- Have a plan. Make sure you have a plan of where you are going, know what the weather will be like, and choose the best time for catching fish. There is nothing like catching a fish on your first trip!
- Are you releasing? Decide if your first trip is going to be a catch and release trip or if you are going to filet and eat them. Whatever you decide, make sure your child understands and please don’t kill them if you aren’t going to eat them. This is a valuable lesson for kids.
Tip: If you are not going to be on land, like a dock or boat, make sure that you get your child the right size life vest or puddle jumpers.
Time to Hit the Water
Now that you have everything ready it is time to hit the water. I am sure if you are fishing with a child, you probably know the basics. But just to reinforce a few things.

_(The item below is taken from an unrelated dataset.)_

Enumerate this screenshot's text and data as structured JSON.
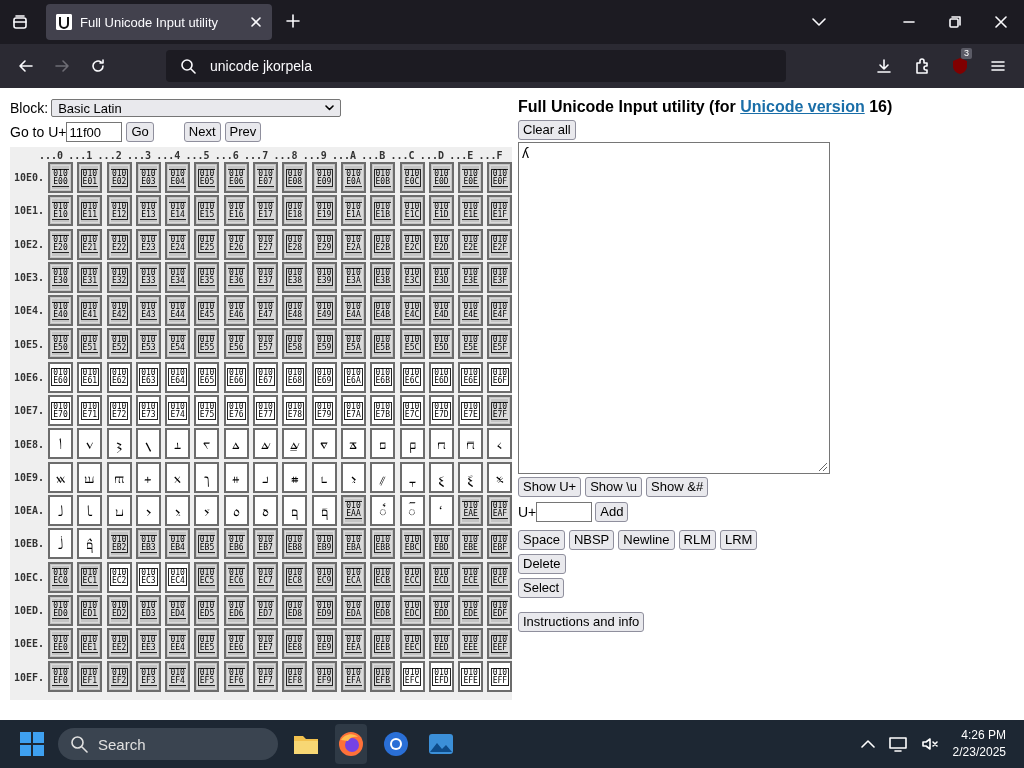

- Use live bait. Either worms or minnows. Fish love real bait and that will increase your odds of actually catching something. I mean unless you know they love fried chicken, like our local catfish!
- Use a bobber. Bobbers make fishing exciting for kids. I mean, they also keep the bait of the bottom but, kids love to watch them. The moment it starts moving the excitement starts.
- Have a camera or phone ready. You will want to take lots of pictures. Our son loves to look back at his pictures from 10 years ago and see all his catches.
- Choose a good time. Choose a time that is most likely to have fish biting. You want to do everything possible for them to catch a fish on their first trip.
- Cast a few times. You’ll want to cast it a couple times, to start, and let them slowly reel it in. That way they have a visual of what they are doing.
- Be patient. Some kids can get bored if they don’t get one right away but encourage them and be patient with their frustrations if that happens. Kids aren’t built to “wait”.
Lastly, enjoy the trip. The first trip is less about the fish and more about the experience. When they get the hang of it, it becomes a sport and it’s about the catch!
-Kristy M., Mommy to Many